▶ **INSTRUCTIONS TO FOLLOW**:
Your task is to retype the listing word for word.

▶ **EXERCISE DATA**:
+ + + + + + +

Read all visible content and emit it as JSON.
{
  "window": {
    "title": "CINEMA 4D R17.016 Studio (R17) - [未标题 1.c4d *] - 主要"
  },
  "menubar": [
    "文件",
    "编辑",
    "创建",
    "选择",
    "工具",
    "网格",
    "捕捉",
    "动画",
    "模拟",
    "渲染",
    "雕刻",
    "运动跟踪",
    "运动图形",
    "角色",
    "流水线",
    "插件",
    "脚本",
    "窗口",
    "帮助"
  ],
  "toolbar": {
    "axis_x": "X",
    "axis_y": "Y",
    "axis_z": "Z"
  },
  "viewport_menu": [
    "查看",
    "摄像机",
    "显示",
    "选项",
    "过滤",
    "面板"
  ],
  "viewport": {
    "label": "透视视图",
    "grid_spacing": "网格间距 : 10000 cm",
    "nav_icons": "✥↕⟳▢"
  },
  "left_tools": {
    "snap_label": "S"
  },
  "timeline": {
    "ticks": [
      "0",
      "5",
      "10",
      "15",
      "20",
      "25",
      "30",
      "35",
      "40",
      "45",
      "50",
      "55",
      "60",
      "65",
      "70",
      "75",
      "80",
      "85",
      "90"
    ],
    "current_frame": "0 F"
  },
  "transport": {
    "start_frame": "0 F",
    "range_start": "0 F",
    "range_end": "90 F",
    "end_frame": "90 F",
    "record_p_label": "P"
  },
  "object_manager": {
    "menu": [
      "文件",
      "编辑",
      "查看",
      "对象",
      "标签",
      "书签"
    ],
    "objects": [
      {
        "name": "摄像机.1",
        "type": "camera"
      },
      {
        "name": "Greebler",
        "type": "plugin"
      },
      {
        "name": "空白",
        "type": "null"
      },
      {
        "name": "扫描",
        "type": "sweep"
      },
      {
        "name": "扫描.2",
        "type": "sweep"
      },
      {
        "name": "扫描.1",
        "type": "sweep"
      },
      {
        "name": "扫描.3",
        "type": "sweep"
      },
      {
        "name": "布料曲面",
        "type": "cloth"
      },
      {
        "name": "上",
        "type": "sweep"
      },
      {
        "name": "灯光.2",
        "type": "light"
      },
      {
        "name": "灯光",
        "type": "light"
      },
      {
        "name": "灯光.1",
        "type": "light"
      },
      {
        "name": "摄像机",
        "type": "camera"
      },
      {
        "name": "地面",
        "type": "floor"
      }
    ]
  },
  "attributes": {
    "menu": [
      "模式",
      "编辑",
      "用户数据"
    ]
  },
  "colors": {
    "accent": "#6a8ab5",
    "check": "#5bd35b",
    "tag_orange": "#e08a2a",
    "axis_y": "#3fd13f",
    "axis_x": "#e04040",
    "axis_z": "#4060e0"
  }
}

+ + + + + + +

▶ **EXPECTED ANSWER**:
Read all visible content and emit it as JSON.
{
  "window": {
    "title": "CINEMA 4D R17.016 Studio (R17) - [未标题 1.c4d *] - 主要"
  },
  "menubar": [
    "文件",
    "编辑",
    "创建",
    "选择",
    "工具",
    "网格",
    "捕捉",
    "动画",
    "模拟",
    "渲染",
    "雕刻",
    "运动跟踪",
    "运动图形",
    "角色",
    "流水线",
    "插件",
    "脚本",
    "窗口",
    "帮助"
  ],
  "toolbar": {
    "axis_x": "X",
    "axis_y": "Y",
    "axis_z": "Z"
  },
  "viewport_menu": [
    "查看",
    "摄像机",
    "显示",
    "选项",
    "过滤",
    "面板"
  ],
  "viewport": {
    "label": "透视视图",
    "grid_spacing": "网格间距 : 10000 cm",
    "nav_icons": "✥↕⟳▢"
  },
  "left_tools": {
    "snap_label": "S"
  },
  "timeline": {
    "ticks": [
      "0",
      "5",
      "10",
      "15",
      "20",
      "25",
      "30",
      "35",
      "40",
      "45",
      "50",
      "55",
      "60",
      "65",
      "70",
      "75",
      "80",
      "85",
      "90"
    ],
    "current_frame": "0 F"
  },
  "transport": {
    "start_frame": "0 F",
    "range_start": "0 F",
    "range_end": "90 F",
    "end_frame": "90 F",
    "record_p_label": "P"
  },
  "object_manager": {
    "menu": [
      "文件",
      "编辑",
      "查看",
      "对象",
      "标签",
      "书签"
    ],
    "objects": [
      {
        "name": "摄像机.1",
        "type": "camera"
      },
      {
        "name": "Greebler",
        "type": "plugin"
      },
      {
        "name": "空白",
        "type": "null"
      },
      {
        "name": "扫描",
        "type": "sweep"
      },
      {
        "name": "扫描.2",
        "type": "sweep"
      },
      {
        "name": "扫描.1",
        "type": "sweep"
      },
      {
        "name": "扫描.3",
        "type": "sweep"
      },
      {
        "name": "布料曲面",
        "type": "cloth"
      },
      {
        "name": "上",
        "type": "sweep"
      },
      {
        "name": "灯光.2",
        "type": "light"
      },
      {
        "name": "灯光",
        "type": "light"
      },
      {
        "name": "灯光.1",
        "type": "light"
      },
      {
        "name": "摄像机",
        "type": "camera"
      },
      {
        "name": "地面",
        "type": "floor"
      }
    ]
  },
  "attributes": {
    "menu": [
      "模式",
      "编辑",
      "用户数据"
    ]
  },
  "colors": {
    "accent": "#6a8ab5",
    "check": "#5bd35b",
    "tag_orange": "#e08a2a",
    "axis_y": "#3fd13f",
    "axis_x": "#e04040",
    "axis_z": "#4060e0"
  }
}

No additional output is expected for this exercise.